I’ve been meaning to post about this event for ages; better late than never, I suppose!
I made a field trip to the Cooper Hewitt Smithsonian Design Museum with some co-workers one afternoon back in the spring. As soon as we entered the Museum, my nose went on high alert. We had just cut through through a courtyard garden, but the smell I noticed was something inside the building, even though it was “outdoorsy,” like damp grass and freshly turned earth.
I asked a passing staff member what I was smelling, and she filled me in and pointed me in the right direction to read the wall text pictured above. For its Design Triennial exhibition (this year’s theme: “Beauty”), the Cooper Hewitt commissioned artist Sissel Tolaas to create a “smellscape.” Its subject was Central Park.
An article in Smithsonian Magazine explains Tolaas’s process: in October 2015, she gathered air samples from various points in Central Park and brought them back to her lab in Berlin, where she and her “team” analyzed the olfactory composition of the samples. (Through headspace technology, most likely?)
The article further explains,
After analyzing the scent molecules of different elements from within Central Park, Tolaas reproduced them as closely as possible, using a “microencapsulation” process, containing them inside tiny capsules. She then mixed them with a latex-based binder, creating a special paint which was applied to the wall of the Cooper Hewitt, which can be activated by touch.
When visitors go to the wall that has been painted with the special paint, just by touching the wall they are able to break the capsules open and release the scent: a scientifically advanced scratch-and-sniff sticker.
“You will see a number of visitors with their noses pressed up against the wall,” says Andrea Lipps, assistant curator at Cooper Hewitt, and one of the organizers of the Triennial, adding that scratching different parts of the wall releases different scents from throughout the park.
Another staff member told me that the paint was initially too strongly scented, and a layer of non-scented paint had to be applied over it in order to mute the effect!!
The installation continued along the hallway. There was a map of Central Park with numbered locations, and a recreation of Tolaas’s lab in an alcove, complete with industrial shelving and scores of labeled lab bottles.
I was fascinated by this multi-media presentation, of course, although I had some trouble figuring out how the whole thing was keyed. Did the numbers on the map correspond in any way to the row of aluminum cans lined up along the sill of the “lab” window? The cans seemed to contain fragrance notes or accords — the various “elements” of Central Park’s SmellScape? — but they weren’t marked in any way. I wandered back and forth for a few minutes, sniffing the wall and then various cans, trying to sort out the whole thing.

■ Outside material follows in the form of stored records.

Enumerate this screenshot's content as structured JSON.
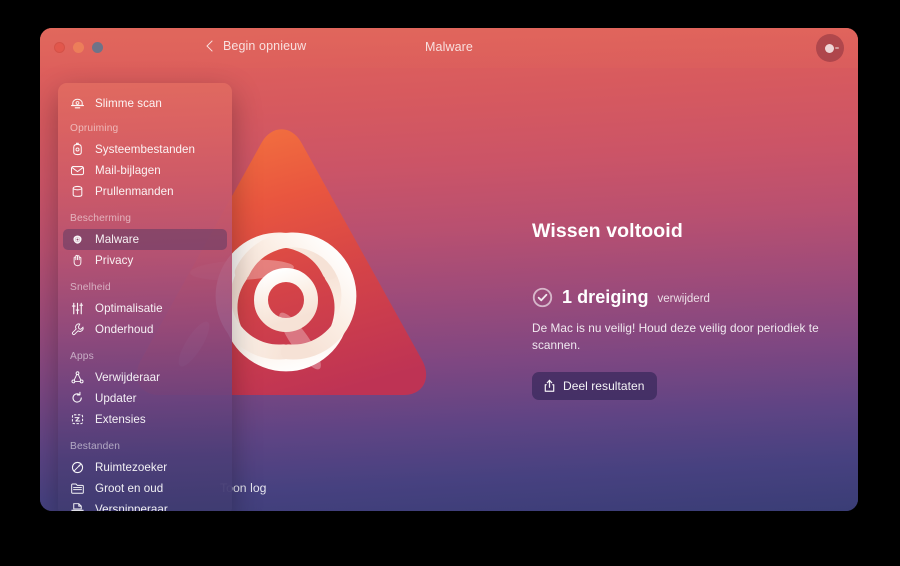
{
  "window": {
    "title": "Malware",
    "back_label": "Begin opnieuw",
    "traffic_lights": [
      "close-button",
      "minimize-button",
      "zoom-button"
    ],
    "account_icon": "account-avatar-icon"
  },
  "sidebar": {
    "top_item": {
      "label": "Slimme scan",
      "icon": "smart-scan-icon"
    },
    "groups": [
      {
        "label": "Opruiming",
        "items": [
          {
            "label": "Systeembestanden",
            "icon": "system-junk-icon"
          },
          {
            "label": "Mail-bijlagen",
            "icon": "mail-attachments-icon"
          },
          {
            "label": "Prullenmanden",
            "icon": "trash-bins-icon"
          }
        ]
      },
      {
        "label": "Bescherming",
        "items": [
          {
            "label": "Malware",
            "icon": "biohazard-icon",
            "active": true
          },
          {
            "label": "Privacy",
            "icon": "privacy-hand-icon"
          }
        ]
      },
      {
        "label": "Snelheid",
        "items": [
          {
            "label": "Optimalisatie",
            "icon": "sliders-icon"
          },
          {
            "label": "Onderhoud",
            "icon": "wrench-icon"
          }
        ]
      },
      {
        "label": "Apps",
        "items": [
          {
            "label": "Verwijderaar",
            "icon": "uninstaller-icon"
          },
          {
            "label": "Updater",
            "icon": "updater-refresh-icon"
          },
          {
            "label": "Extensies",
            "icon": "extensions-icon"
          }
        ]
      },
      {
        "label": "Bestanden",
        "items": [
          {
            "label": "Ruimtezoeker",
            "icon": "space-lens-icon"
          },
          {
            "label": "Groot en oud",
            "icon": "large-old-files-icon"
          },
          {
            "label": "Versnipperaar",
            "icon": "shredder-icon"
          }
        ]
      }
    ]
  },
  "main": {
    "hazard_icon": "biohazard-warning-triangle",
    "result_title": "Wissen voltooid",
    "check_icon": "check-circle-icon",
    "threat_count": "1 dreiging",
    "threat_state": "verwijderd",
    "description": "De Mac is nu veilig! Houd deze veilig door periodiek te scannen.",
    "share_button": {
      "label": "Deel resultaten",
      "icon": "share-icon"
    },
    "show_log": "Toon log"
  },
  "colors": {
    "gradient_top": "#e0675c",
    "gradient_bottom": "#3a3d76",
    "hazard_triangle_top": "#ef6a4a",
    "hazard_triangle_bottom": "#c6374f",
    "active_nav": "#5a3a64",
    "share_button_bg": "#2f2454"
  }
}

If visitors were permitted to enter the “lab” space, I would have taken a closer look at the scent analyses that had been printed out and affixed to the shelving units, not to mention the labels on the bottles.

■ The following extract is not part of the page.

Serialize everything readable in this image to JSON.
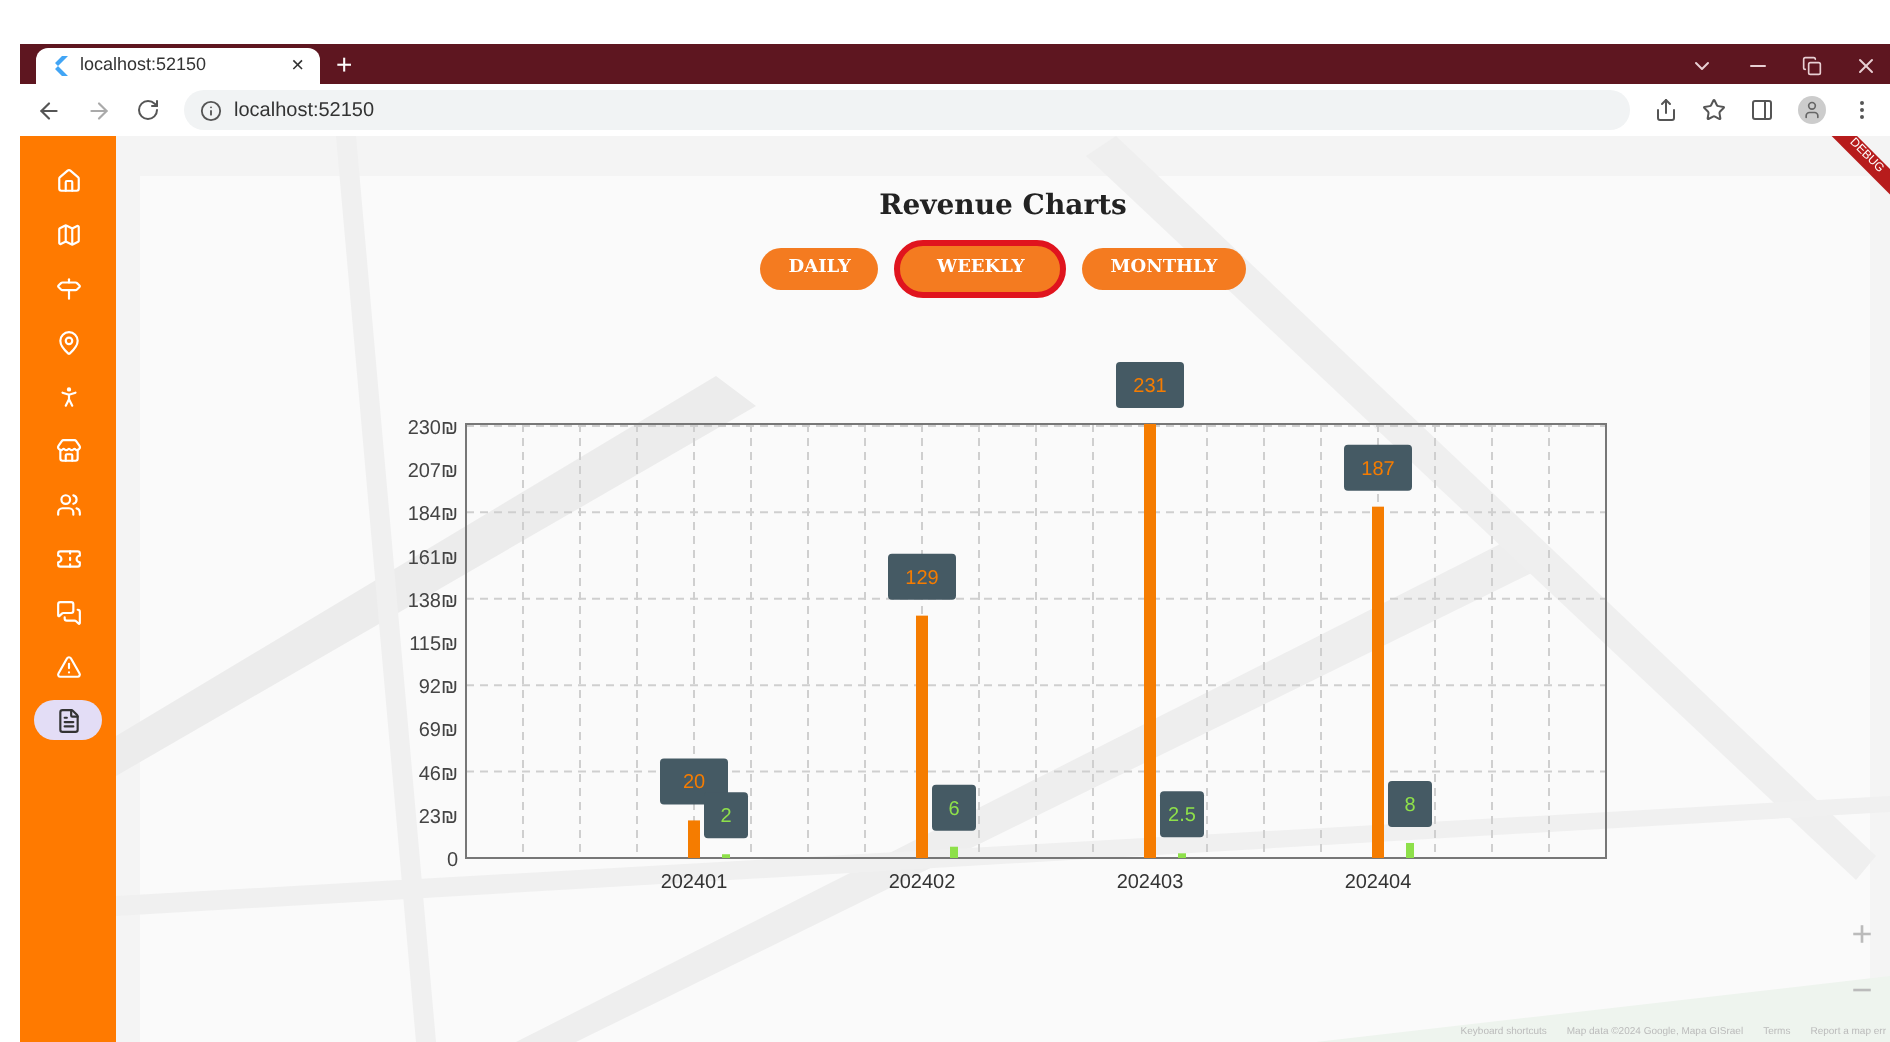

(These IFF labels remind us that Tolaas’s work is “supported by chemical manufacturer International Flavours & Fragrances Inc.”).
Despite my slight confusion, not to mention my limited time (I had to rejoin my colleagues for our scheduled appointment!), I relished the opportunity to experience the SmellScape that brought Central Park into this Gilded Age mansion-turned-museum, and I felt happy and somehow proud to see fragrance given the same importance as the textiles, decorative arts, clothing, jewelry, and other objects in the Cooper Hewitt’s Triennial.
Images: all photos by TC